After the union successfully got the court’s approval for a temporary restraining order in late November, which the judge dissolved Dec. 22, Caltrans selected one of its P3 bidders for the design, construction, finance, operation and maintenance for 30 years of the new parkway. The $488-million contract was awarded to Golden Link Concessionaire LLC, whose partners include Essen, Germany-based HOCHTIEF Concessions and Meridiam Infrastructure, Luxemburg. The consortium’s construction team is led by HOCHTIEF subsidiary, Longmont, Colo.-based Flatiron Construction Corp.
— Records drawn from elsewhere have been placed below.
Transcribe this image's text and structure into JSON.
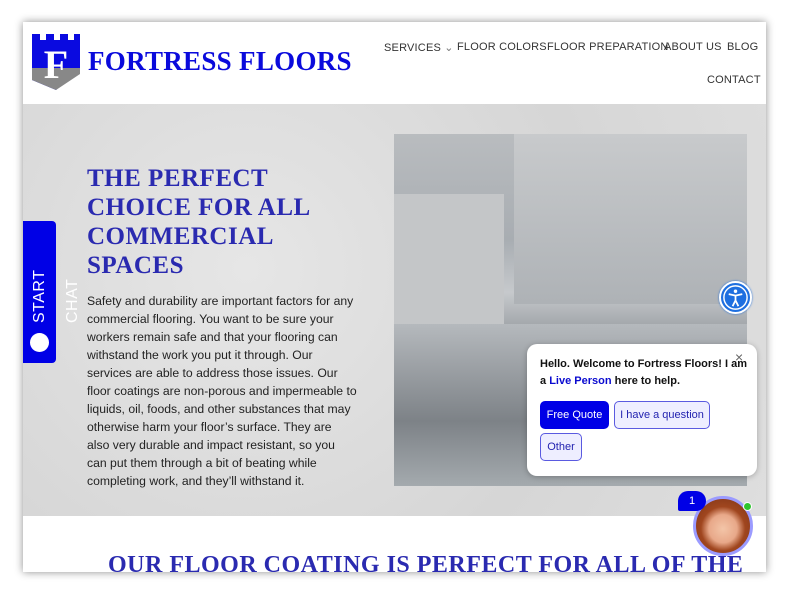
{
  "brand": {
    "name": "FORTRESS FLOORS",
    "logo_letter": "F",
    "color": "#0a0adc"
  },
  "nav": {
    "items": [
      {
        "label": "SERVICES",
        "has_dropdown": true
      },
      {
        "label": "FLOOR COLORS"
      },
      {
        "label": "FLOOR PREPARATION"
      },
      {
        "label": "ABOUT US"
      },
      {
        "label": "BLOG"
      },
      {
        "label": "CONTACT"
      }
    ]
  },
  "hero": {
    "title": "THE PERFECT CHOICE FOR ALL COMMERCIAL SPACES",
    "body": "Safety and durability are important factors for any commercial flooring. You want to be sure your workers remain safe and that your flooring can withstand the work you put it through. Our services are able to address those issues. Our floor coatings are non-porous and impermeable to liquids, oil, foods, and other substances that may otherwise harm your floor’s surface. They are also very durable and impact resistant, so you can put them through a bit of beating while completing work, and they’ll withstand it."
  },
  "section2": {
    "title": "OUR FLOOR COATING IS PERFECT FOR ALL OF THE"
  },
  "start_chat": {
    "label": "START CHAT",
    "icon": "chat-bubble-icon"
  },
  "accessibility": {
    "icon": "accessibility-icon"
  },
  "chat": {
    "message_pre": "Hello. Welcome to Fortress Floors! I am a ",
    "message_link": "Live Person",
    "message_post": " here to help.",
    "buttons": [
      "Free Quote",
      "I have a question",
      "Other"
    ],
    "close": "×",
    "badge_count": "1",
    "accent": "#0000e6",
    "online_color": "#2ec42e"
  }
}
Meanwhile, the lawsuit, which sought a permanent injunction and writ of mandate to stop the P3 and instead use a conventional design-competitive bid-build process, continued to be reviewed. Judge Wynne Carvill’s ruling rejected all of the PECG’s arguments, including the union’s main contention that the P3 agreement violates the California Streets and Highway Code’s section 143. Judge Carvill says in the ruling that PECG “alleges” section 143 requires all P3 projects must rely on tolls and user fees rather than existing state and federal transportation revenues, but that the P3 in this case is financed by fuel tax revenues. After thorough examination of the section, the judge ruled that although “toll and user-fee language” is found in section 143, none of the mentions specifically bars the use of other funding sources.
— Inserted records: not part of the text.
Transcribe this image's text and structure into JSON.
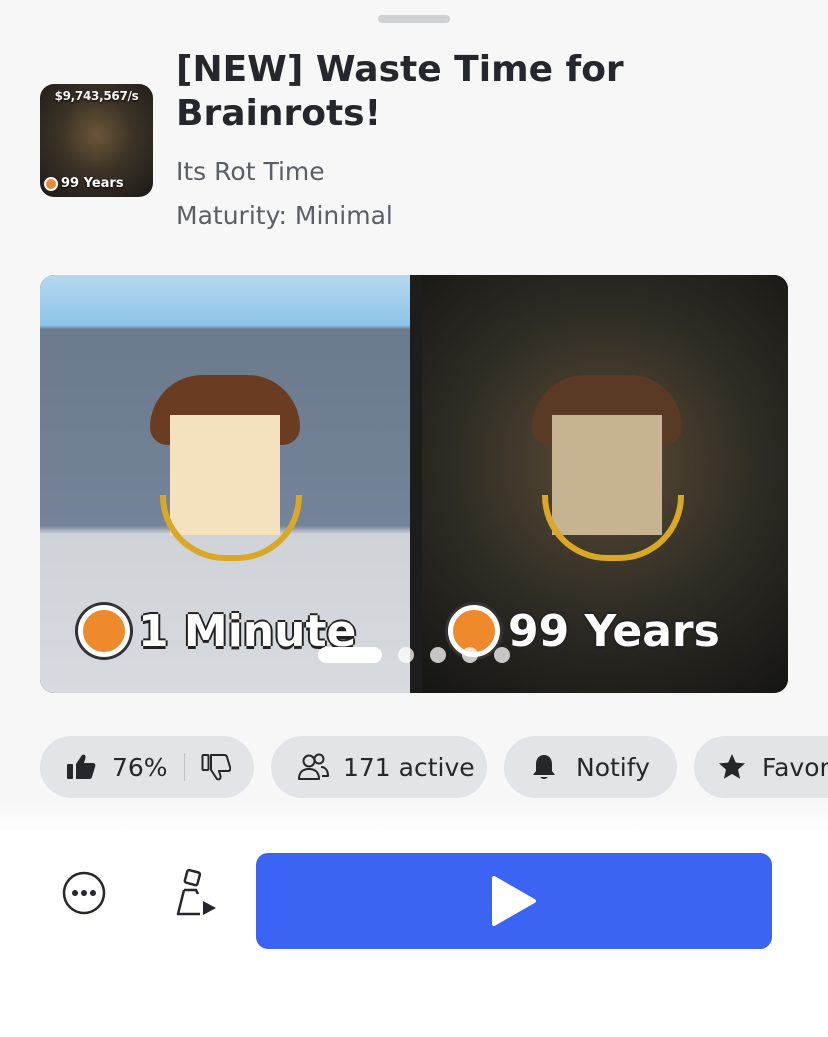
{
  "game": {
    "title": "[NEW] Waste Time for Brainrots!",
    "creator": "Its Rot Time",
    "maturity": "Maturity: Minimal"
  },
  "thumbnail": {
    "money_text": "$9,743,567/s",
    "badge_text": "99 Years"
  },
  "carousel": {
    "slide_left_caption": "1 Minute",
    "slide_right_caption": "99 Years",
    "page_count": 5,
    "active_page": 1
  },
  "chips": {
    "rating": "76%",
    "active_players": "171 active",
    "notify": "Notify",
    "favorite": "Favorite"
  },
  "icons": {
    "thumbs_up": "thumbs-up-icon",
    "thumbs_down": "thumbs-down-icon",
    "people": "people-icon",
    "bell": "bell-icon",
    "star": "star-icon",
    "more": "more-icon",
    "avatar": "avatar-icon",
    "play": "play-icon"
  },
  "colors": {
    "primary": "#3b64f5",
    "chip_bg": "#e3e4e8",
    "text": "#25272c",
    "secondary_text": "#5b5e66"
  }
}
“Judge Carvill really did his homework on the ruling and we are obviously very pleased at the outcome,” says Paul Meyer, executive director of the American Council of Engineering Cos. of California. “If PECG had won, it would have been a real negative for investors in California and bad for P3s in general.”
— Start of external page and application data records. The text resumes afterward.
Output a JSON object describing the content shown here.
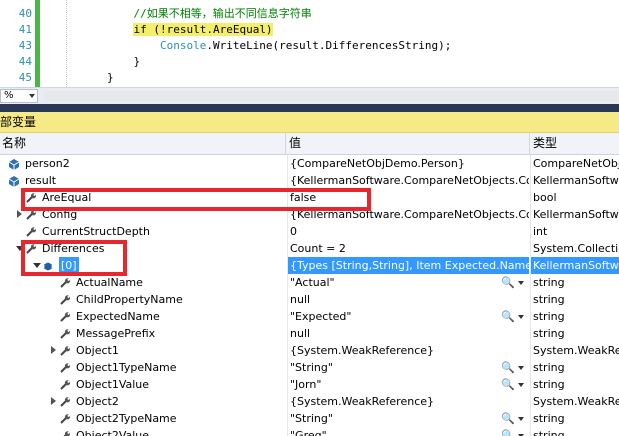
{
  "editor": {
    "lines": [
      {
        "num": "40",
        "parts": [
          {
            "t": "            ",
            "c": ""
          },
          {
            "t": "//如果不相等，输出不同信息字符串",
            "c": "cm"
          }
        ]
      },
      {
        "num": "41",
        "parts": [
          {
            "t": "            ",
            "c": ""
          },
          {
            "t": "if (!result.AreEqual)",
            "c": "hlkw"
          }
        ]
      },
      {
        "num": "43",
        "parts": [
          {
            "t": "                ",
            "c": ""
          },
          {
            "t": "Console",
            "c": "ty"
          },
          {
            "t": ".WriteLine(result.DifferencesString);",
            "c": ""
          }
        ]
      },
      {
        "num": "44",
        "parts": [
          {
            "t": "            }",
            "c": ""
          }
        ]
      },
      {
        "num": "45",
        "parts": [
          {
            "t": "        }",
            "c": ""
          }
        ]
      }
    ],
    "zoom": "%"
  },
  "panel": {
    "title": "部变量",
    "headers": {
      "name": "名称",
      "value": "值",
      "type": "类型"
    }
  },
  "rows": [
    {
      "name": "person2",
      "value": "{CompareNetObjDemo.Person}",
      "type": "CompareNetObj",
      "icon": "var-icon",
      "expander": ""
    },
    {
      "name": "result",
      "value": "{KellermanSoftware.CompareNetObjects.Con",
      "type": "KellermanSoftwa",
      "icon": "var-icon",
      "expander": ""
    },
    {
      "name": "AreEqual",
      "value": "false",
      "type": "bool",
      "icon": "property-icon",
      "expander": ""
    },
    {
      "name": "Config",
      "value": "{KellermanSoftware.CompareNetObjects.Con",
      "type": "KellermanSoftwa",
      "icon": "property-icon",
      "expander": "right"
    },
    {
      "name": "CurrentStructDepth",
      "value": "0",
      "type": "int",
      "icon": "property-icon",
      "expander": ""
    },
    {
      "name": "Differences",
      "value": "Count = 2",
      "type": "System.Collection",
      "icon": "property-icon",
      "expander": "down"
    },
    {
      "name": "[0]",
      "value": "{Types [String,String], Item Expected.Name !=",
      "type": "KellermanSoftwa",
      "icon": "object-icon",
      "expander": "down",
      "selected": true
    },
    {
      "name": "ActualName",
      "value": "\"Actual\"",
      "type": "string",
      "icon": "property-icon",
      "expander": "",
      "mag": true
    },
    {
      "name": "ChildPropertyName",
      "value": "null",
      "type": "string",
      "icon": "property-icon",
      "expander": ""
    },
    {
      "name": "ExpectedName",
      "value": "\"Expected\"",
      "type": "string",
      "icon": "property-icon",
      "expander": "",
      "mag": true
    },
    {
      "name": "MessagePrefix",
      "value": "null",
      "type": "string",
      "icon": "property-icon",
      "expander": ""
    },
    {
      "name": "Object1",
      "value": "{System.WeakReference}",
      "type": "System.WeakRef",
      "icon": "property-icon",
      "expander": "right"
    },
    {
      "name": "Object1TypeName",
      "value": "\"String\"",
      "type": "string",
      "icon": "property-icon",
      "expander": "",
      "mag": true
    },
    {
      "name": "Object1Value",
      "value": "\"Jorn\"",
      "type": "string",
      "icon": "property-icon",
      "expander": "",
      "mag": true
    },
    {
      "name": "Object2",
      "value": "{System.WeakReference}",
      "type": "System.WeakRef",
      "icon": "property-icon",
      "expander": "right"
    },
    {
      "name": "Object2TypeName",
      "value": "\"String\"",
      "type": "string",
      "icon": "property-icon",
      "expander": "",
      "mag": true
    },
    {
      "name": "Object2Value",
      "value": "\"Greg\"",
      "type": "string",
      "icon": "property-icon",
      "expander": "",
      "mag": true
    }
  ],
  "mag_glyph": "🔍",
  "colors": {
    "highlight_box": "#e8262d",
    "selection": "#3399ff",
    "panel_title": "#f6ea86"
  }
}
In a statement, PECG’s spokeswoman Lisa Marie Burcar says the union will file an appeal. Burcar says that if Judge Carvill’s decision is not overturned, “private contractors will inspect the work of other private contractors thru no-bid contracts, wasting up to $1 billion and eliminating thousands of jobs.”
“Our critical transportation infrastructure in California is desperately in need of modernization and without the flexibility offered by alternative delivery mechanisms—such as P3s—major projects will not get off the drawing board, crucial jobs will be lost, and we will be left in the dust by our economic competitors,” says Meyer in a press release following the decision. ACEC has been actively fighting on Caltrans behalf since the state’s P3 law was enacted in February 2009. The legislation, pushed by former Gov. Arnold Schwarzenegger, authorizes Caltrans and regional transportation agencies to enter into P3 contracts without the need for further legislative action.
In a statement, Caltrans says it is “pleased with the judge’s ruling and is ready to build upon the progress already made on this innovative project. Under this public-private partnership, California taxpayers are getting a 30-year guarantee that the project will not only be built on time, but also maintained at the highest levels during the life of the agreement. Furthermore, the agreement provides taxpayers with good value for their money by transferring some financial risk from the state to the private developer. Caltrans will continue to work toward getting the next phase of the project underway as quickly as possible for the maximum benefit of the public.”